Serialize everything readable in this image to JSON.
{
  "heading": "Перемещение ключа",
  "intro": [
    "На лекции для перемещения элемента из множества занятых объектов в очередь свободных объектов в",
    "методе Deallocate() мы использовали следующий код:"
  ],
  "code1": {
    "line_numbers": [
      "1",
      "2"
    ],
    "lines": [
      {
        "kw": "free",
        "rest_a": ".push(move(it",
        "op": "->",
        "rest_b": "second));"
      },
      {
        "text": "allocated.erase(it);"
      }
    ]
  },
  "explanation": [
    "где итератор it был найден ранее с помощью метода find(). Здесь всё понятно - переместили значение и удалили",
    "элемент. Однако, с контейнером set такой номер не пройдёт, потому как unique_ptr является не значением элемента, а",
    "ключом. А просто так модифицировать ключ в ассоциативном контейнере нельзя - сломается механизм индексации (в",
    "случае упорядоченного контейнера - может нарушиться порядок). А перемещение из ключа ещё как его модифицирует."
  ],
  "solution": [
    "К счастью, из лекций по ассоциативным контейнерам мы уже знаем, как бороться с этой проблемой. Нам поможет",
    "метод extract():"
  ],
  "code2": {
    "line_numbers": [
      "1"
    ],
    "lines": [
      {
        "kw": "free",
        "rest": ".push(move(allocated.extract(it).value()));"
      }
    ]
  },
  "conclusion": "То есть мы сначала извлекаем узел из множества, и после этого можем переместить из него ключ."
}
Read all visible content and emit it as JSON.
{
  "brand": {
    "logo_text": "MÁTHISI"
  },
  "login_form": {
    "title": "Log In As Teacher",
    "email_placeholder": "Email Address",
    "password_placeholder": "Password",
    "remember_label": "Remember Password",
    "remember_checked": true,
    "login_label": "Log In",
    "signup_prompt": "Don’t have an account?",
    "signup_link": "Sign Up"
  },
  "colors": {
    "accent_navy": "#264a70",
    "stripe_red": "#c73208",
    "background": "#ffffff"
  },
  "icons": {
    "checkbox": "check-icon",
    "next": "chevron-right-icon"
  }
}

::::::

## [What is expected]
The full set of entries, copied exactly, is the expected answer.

## [Result for this exercise]
Serialize everything readable in this image to JSON.
{
  "heading": "Перемещение ключа",
  "intro": [
    "На лекции для перемещения элемента из множества занятых объектов в очередь свободных объектов в",
    "методе Deallocate() мы использовали следующий код:"
  ],
  "code1": {
    "line_numbers": [
      "1",
      "2"
    ],
    "lines": [
      {
        "kw": "free",
        "rest_a": ".push(move(it",
        "op": "->",
        "rest_b": "second));"
      },
      {
        "text": "allocated.erase(it);"
      }
    ]
  },
  "explanation": [
    "где итератор it был найден ранее с помощью метода find(). Здесь всё понятно - переместили значение и удалили",
    "элемент. Однако, с контейнером set такой номер не пройдёт, потому как unique_ptr является не значением элемента, а",
    "ключом. А просто так модифицировать ключ в ассоциативном контейнере нельзя - сломается механизм индексации (в",
    "случае упорядоченного контейнера - может нарушиться порядок). А перемещение из ключа ещё как его модифицирует."
  ],
  "solution": [
    "К счастью, из лекций по ассоциативным контейнерам мы уже знаем, как бороться с этой проблемой. Нам поможет",
    "метод extract():"
  ],
  "code2": {
    "line_numbers": [
      "1"
    ],
    "lines": [
      {
        "kw": "free",
        "rest": ".push(move(allocated.extract(it).value()));"
      }
    ]
  },
  "conclusion": "То есть мы сначала извлекаем узел из множества, и после этого можем переместить из него ключ."
}
Read all visible content and emit it as JSON.
{
  "brand": {
    "logo_text": "MÁTHISI"
  },
  "login_form": {
    "title": "Log In As Teacher",
    "email_placeholder": "Email Address",
    "password_placeholder": "Password",
    "remember_label": "Remember Password",
    "remember_checked": true,
    "login_label": "Log In",
    "signup_prompt": "Don’t have an account?",
    "signup_link": "Sign Up"
  },
  "colors": {
    "accent_navy": "#264a70",
    "stripe_red": "#c73208",
    "background": "#ffffff"
  },
  "icons": {
    "checkbox": "check-icon",
    "next": "chevron-right-icon"
  }
}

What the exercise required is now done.